### DATA RECORDS
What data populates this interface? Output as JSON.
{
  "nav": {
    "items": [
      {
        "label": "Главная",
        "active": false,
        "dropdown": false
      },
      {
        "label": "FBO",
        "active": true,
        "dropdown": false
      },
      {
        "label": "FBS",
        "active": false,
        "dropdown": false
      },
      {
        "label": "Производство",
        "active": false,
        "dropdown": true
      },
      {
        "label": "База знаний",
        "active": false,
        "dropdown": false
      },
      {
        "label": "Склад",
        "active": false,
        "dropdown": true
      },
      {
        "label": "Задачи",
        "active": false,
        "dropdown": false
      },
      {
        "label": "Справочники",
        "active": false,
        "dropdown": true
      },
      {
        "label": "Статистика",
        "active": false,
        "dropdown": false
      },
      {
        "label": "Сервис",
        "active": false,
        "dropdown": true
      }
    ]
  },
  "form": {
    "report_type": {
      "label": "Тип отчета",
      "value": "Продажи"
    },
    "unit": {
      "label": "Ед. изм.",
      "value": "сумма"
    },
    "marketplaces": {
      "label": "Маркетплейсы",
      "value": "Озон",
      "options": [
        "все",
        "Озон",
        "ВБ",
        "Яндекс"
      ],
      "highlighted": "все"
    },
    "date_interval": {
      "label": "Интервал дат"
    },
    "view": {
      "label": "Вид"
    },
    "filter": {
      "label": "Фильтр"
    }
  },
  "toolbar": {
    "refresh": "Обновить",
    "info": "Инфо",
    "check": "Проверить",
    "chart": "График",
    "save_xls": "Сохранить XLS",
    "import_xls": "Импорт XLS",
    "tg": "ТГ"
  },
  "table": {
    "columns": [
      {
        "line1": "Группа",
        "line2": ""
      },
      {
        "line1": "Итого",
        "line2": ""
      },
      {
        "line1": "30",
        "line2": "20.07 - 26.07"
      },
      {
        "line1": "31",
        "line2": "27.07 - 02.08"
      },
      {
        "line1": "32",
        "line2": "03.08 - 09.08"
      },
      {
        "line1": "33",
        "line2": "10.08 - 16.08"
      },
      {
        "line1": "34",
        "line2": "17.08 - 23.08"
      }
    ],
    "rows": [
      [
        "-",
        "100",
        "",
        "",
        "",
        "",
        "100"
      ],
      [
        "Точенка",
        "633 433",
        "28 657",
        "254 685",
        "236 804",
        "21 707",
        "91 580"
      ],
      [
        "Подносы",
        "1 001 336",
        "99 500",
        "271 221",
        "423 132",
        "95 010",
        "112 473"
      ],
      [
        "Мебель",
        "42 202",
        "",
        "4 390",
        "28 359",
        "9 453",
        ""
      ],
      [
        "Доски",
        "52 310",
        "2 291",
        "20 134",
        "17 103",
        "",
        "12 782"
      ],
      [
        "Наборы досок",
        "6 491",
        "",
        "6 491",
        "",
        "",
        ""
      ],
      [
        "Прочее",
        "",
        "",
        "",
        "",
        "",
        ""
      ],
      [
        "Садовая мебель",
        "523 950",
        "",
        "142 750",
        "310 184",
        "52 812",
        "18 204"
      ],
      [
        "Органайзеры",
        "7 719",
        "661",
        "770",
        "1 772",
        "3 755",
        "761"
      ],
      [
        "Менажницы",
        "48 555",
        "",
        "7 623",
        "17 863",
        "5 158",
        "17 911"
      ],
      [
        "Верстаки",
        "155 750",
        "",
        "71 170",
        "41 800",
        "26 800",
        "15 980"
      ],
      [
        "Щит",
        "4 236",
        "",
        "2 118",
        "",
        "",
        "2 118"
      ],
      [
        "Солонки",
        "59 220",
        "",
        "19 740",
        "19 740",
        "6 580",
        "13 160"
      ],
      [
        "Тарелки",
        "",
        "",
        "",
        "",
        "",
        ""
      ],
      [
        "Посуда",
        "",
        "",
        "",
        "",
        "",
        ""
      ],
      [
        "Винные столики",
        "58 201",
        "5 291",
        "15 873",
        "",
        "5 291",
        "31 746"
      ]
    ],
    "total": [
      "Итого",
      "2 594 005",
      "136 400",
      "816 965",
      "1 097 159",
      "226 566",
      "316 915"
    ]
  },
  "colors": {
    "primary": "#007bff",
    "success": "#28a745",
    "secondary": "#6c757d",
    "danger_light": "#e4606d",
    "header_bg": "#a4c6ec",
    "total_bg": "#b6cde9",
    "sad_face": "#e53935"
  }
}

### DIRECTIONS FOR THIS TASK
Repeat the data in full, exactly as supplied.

### ANSWER SECTION
What data populates this interface? Output as JSON.
{
  "nav": {
    "items": [
      {
        "label": "Главная",
        "active": false,
        "dropdown": false
      },
      {
        "label": "FBO",
        "active": true,
        "dropdown": false
      },
      {
        "label": "FBS",
        "active": false,
        "dropdown": false
      },
      {
        "label": "Производство",
        "active": false,
        "dropdown": true
      },
      {
        "label": "База знаний",
        "active": false,
        "dropdown": false
      },
      {
        "label": "Склад",
        "active": false,
        "dropdown": true
      },
      {
        "label": "Задачи",
        "active": false,
        "dropdown": false
      },
      {
        "label": "Справочники",
        "active": false,
        "dropdown": true
      },
      {
        "label": "Статистика",
        "active": false,
        "dropdown": false
      },
      {
        "label": "Сервис",
        "active": false,
        "dropdown": true
      }
    ]
  },
  "form": {
    "report_type": {
      "label": "Тип отчета",
      "value": "Продажи"
    },
    "unit": {
      "label": "Ед. изм.",
      "value": "сумма"
    },
    "marketplaces": {
      "label": "Маркетплейсы",
      "value": "Озон",
      "options": [
        "все",
        "Озон",
        "ВБ",
        "Яндекс"
      ],
      "highlighted": "все"
    },
    "date_interval": {
      "label": "Интервал дат"
    },
    "view": {
      "label": "Вид"
    },
    "filter": {
      "label": "Фильтр"
    }
  },
  "toolbar": {
    "refresh": "Обновить",
    "info": "Инфо",
    "check": "Проверить",
    "chart": "График",
    "save_xls": "Сохранить XLS",
    "import_xls": "Импорт XLS",
    "tg": "ТГ"
  },
  "table": {
    "columns": [
      {
        "line1": "Группа",
        "line2": ""
      },
      {
        "line1": "Итого",
        "line2": ""
      },
      {
        "line1": "30",
        "line2": "20.07 - 26.07"
      },
      {
        "line1": "31",
        "line2": "27.07 - 02.08"
      },
      {
        "line1": "32",
        "line2": "03.08 - 09.08"
      },
      {
        "line1": "33",
        "line2": "10.08 - 16.08"
      },
      {
        "line1": "34",
        "line2": "17.08 - 23.08"
      }
    ],
    "rows": [
      [
        "-",
        "100",
        "",
        "",
        "",
        "",
        "100"
      ],
      [
        "Точенка",
        "633 433",
        "28 657",
        "254 685",
        "236 804",
        "21 707",
        "91 580"
      ],
      [
        "Подносы",
        "1 001 336",
        "99 500",
        "271 221",
        "423 132",
        "95 010",
        "112 473"
      ],
      [
        "Мебель",
        "42 202",
        "",
        "4 390",
        "28 359",
        "9 453",
        ""
      ],
      [
        "Доски",
        "52 310",
        "2 291",
        "20 134",
        "17 103",
        "",
        "12 782"
      ],
      [
        "Наборы досок",
        "6 491",
        "",
        "6 491",
        "",
        "",
        ""
      ],
      [
        "Прочее",
        "",
        "",
        "",
        "",
        "",
        ""
      ],
      [
        "Садовая мебель",
        "523 950",
        "",
        "142 750",
        "310 184",
        "52 812",
        "18 204"
      ],
      [
        "Органайзеры",
        "7 719",
        "661",
        "770",
        "1 772",
        "3 755",
        "761"
      ],
      [
        "Менажницы",
        "48 555",
        "",
        "7 623",
        "17 863",
        "5 158",
        "17 911"
      ],
      [
        "Верстаки",
        "155 750",
        "",
        "71 170",
        "41 800",
        "26 800",
        "15 980"
      ],
      [
        "Щит",
        "4 236",
        "",
        "2 118",
        "",
        "",
        "2 118"
      ],
      [
        "Солонки",
        "59 220",
        "",
        "19 740",
        "19 740",
        "6 580",
        "13 160"
      ],
      [
        "Тарелки",
        "",
        "",
        "",
        "",
        "",
        ""
      ],
      [
        "Посуда",
        "",
        "",
        "",
        "",
        "",
        ""
      ],
      [
        "Винные столики",
        "58 201",
        "5 291",
        "15 873",
        "",
        "5 291",
        "31 746"
      ]
    ],
    "total": [
      "Итого",
      "2 594 005",
      "136 400",
      "816 965",
      "1 097 159",
      "226 566",
      "316 915"
    ]
  },
  "colors": {
    "primary": "#007bff",
    "success": "#28a745",
    "secondary": "#6c757d",
    "danger_light": "#e4606d",
    "header_bg": "#a4c6ec",
    "total_bg": "#b6cde9",
    "sad_face": "#e53935"
  }
}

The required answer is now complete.